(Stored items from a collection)

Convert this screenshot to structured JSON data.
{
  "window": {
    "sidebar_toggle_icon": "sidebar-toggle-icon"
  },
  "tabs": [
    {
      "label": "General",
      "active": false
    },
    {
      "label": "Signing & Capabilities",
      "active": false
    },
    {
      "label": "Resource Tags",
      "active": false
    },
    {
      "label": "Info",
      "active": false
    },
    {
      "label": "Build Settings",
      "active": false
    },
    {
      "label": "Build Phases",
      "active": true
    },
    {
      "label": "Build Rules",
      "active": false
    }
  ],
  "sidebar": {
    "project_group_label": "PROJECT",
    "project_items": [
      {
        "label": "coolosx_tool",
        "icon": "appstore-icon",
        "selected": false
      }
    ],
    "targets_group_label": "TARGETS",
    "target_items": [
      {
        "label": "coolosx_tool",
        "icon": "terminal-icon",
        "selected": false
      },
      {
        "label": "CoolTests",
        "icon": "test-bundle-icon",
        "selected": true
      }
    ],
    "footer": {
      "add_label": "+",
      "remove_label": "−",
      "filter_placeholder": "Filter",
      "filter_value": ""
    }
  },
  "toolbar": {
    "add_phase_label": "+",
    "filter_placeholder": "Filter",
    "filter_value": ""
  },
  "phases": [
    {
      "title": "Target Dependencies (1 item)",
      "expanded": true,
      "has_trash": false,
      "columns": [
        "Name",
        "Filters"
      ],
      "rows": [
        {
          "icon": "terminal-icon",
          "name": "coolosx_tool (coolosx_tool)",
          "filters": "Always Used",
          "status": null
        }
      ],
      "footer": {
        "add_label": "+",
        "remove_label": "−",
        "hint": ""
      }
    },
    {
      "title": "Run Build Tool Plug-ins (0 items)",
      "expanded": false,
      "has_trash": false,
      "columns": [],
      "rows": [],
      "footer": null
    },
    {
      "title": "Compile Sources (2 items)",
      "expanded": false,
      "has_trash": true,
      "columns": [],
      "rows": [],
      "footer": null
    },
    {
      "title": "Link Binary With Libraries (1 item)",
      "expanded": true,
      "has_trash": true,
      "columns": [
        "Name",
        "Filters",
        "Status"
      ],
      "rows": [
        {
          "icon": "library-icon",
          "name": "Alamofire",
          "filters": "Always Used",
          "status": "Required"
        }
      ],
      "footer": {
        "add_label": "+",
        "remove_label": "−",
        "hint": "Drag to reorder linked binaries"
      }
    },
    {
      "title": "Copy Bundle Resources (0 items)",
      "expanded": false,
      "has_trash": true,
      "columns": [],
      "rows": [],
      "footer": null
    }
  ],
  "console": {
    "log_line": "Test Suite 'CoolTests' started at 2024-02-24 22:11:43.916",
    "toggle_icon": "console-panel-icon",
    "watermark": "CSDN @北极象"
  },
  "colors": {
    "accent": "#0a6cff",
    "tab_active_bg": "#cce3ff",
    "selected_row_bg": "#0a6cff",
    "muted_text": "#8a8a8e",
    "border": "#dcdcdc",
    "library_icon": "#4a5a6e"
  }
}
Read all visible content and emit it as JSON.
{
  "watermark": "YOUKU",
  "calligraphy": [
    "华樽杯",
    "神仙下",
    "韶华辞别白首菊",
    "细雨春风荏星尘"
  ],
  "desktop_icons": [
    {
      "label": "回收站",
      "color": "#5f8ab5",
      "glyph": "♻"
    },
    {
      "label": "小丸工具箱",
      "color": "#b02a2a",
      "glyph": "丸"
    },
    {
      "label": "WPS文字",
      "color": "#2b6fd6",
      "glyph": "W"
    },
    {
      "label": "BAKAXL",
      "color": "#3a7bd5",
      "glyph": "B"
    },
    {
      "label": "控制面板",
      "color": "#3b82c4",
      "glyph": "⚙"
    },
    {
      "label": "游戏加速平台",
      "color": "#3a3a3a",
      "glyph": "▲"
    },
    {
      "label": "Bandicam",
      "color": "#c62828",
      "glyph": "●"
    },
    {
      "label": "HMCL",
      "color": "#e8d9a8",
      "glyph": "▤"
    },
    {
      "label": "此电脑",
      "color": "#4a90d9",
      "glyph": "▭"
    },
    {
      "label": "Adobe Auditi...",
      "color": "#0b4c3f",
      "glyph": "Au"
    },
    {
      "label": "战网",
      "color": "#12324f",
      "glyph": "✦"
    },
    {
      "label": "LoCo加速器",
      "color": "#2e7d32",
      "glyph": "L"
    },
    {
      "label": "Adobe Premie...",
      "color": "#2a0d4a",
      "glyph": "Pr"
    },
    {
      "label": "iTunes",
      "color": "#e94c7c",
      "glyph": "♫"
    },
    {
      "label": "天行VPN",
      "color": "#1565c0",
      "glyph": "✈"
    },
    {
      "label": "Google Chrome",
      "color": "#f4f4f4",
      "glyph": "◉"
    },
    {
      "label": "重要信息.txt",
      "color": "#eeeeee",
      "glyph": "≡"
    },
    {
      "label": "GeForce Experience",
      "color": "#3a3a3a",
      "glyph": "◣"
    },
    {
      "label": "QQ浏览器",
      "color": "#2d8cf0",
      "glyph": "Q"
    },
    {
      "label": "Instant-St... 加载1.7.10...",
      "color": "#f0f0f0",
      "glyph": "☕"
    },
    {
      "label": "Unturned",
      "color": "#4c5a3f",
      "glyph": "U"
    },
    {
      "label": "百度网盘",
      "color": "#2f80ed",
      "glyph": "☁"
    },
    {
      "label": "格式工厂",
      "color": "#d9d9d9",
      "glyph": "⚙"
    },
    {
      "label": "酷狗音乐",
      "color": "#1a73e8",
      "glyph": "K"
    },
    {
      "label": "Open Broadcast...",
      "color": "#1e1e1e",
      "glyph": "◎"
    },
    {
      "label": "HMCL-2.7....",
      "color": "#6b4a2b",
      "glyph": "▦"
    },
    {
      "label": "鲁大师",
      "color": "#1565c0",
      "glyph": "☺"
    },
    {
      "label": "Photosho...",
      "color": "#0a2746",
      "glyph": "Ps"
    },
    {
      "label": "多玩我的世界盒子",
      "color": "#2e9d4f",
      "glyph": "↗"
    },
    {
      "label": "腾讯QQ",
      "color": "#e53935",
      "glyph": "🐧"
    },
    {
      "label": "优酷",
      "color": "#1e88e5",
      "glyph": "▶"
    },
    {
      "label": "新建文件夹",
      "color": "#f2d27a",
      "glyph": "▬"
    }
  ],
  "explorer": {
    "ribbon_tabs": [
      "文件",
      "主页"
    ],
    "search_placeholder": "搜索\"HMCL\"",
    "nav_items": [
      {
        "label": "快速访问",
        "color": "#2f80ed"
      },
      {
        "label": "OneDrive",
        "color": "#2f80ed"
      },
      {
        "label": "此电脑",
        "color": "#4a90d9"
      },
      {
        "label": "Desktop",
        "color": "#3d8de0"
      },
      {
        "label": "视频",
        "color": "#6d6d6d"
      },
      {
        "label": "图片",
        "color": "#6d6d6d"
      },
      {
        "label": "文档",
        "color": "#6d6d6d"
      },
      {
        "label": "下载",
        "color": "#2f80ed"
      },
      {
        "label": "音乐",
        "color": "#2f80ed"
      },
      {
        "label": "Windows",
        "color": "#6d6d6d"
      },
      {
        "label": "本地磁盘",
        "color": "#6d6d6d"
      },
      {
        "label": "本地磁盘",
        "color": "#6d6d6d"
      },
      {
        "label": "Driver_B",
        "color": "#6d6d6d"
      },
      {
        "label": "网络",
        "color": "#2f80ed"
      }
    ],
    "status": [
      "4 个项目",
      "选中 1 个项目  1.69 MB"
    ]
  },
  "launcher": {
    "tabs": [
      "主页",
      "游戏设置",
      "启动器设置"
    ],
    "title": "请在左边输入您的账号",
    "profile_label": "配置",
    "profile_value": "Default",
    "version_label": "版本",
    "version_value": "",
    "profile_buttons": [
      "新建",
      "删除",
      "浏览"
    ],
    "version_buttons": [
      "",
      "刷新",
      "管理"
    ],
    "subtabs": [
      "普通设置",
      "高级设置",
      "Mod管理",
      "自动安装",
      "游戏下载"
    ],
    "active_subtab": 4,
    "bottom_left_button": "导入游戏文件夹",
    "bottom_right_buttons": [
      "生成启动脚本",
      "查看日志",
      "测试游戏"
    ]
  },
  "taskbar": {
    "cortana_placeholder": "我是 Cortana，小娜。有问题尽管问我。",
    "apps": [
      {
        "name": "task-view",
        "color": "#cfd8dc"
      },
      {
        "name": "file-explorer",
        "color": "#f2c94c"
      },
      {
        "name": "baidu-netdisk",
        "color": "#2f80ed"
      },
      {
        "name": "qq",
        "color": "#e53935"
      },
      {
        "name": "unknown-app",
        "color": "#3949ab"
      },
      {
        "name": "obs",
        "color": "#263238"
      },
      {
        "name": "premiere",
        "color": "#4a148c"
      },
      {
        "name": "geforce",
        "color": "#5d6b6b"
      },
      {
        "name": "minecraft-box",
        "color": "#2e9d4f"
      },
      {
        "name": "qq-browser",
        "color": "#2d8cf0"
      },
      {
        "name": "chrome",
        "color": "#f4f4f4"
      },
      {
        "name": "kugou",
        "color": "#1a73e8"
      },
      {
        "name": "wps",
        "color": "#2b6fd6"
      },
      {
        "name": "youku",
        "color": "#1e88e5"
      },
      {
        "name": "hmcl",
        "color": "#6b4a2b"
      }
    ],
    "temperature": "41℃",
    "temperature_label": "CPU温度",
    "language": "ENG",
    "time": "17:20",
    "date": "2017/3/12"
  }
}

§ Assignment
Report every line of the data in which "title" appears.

§ Solution
      "title": "Target Dependencies (1 item)",
      "title": "Run Build Tool Plug-ins (0 items)",
      "title": "Compile Sources (2 items)",
      "title": "Link Binary With Libraries (1 item)",
      "title": "Copy Bundle Resources (0 items)",
    "title": "请在左边输入您的账号",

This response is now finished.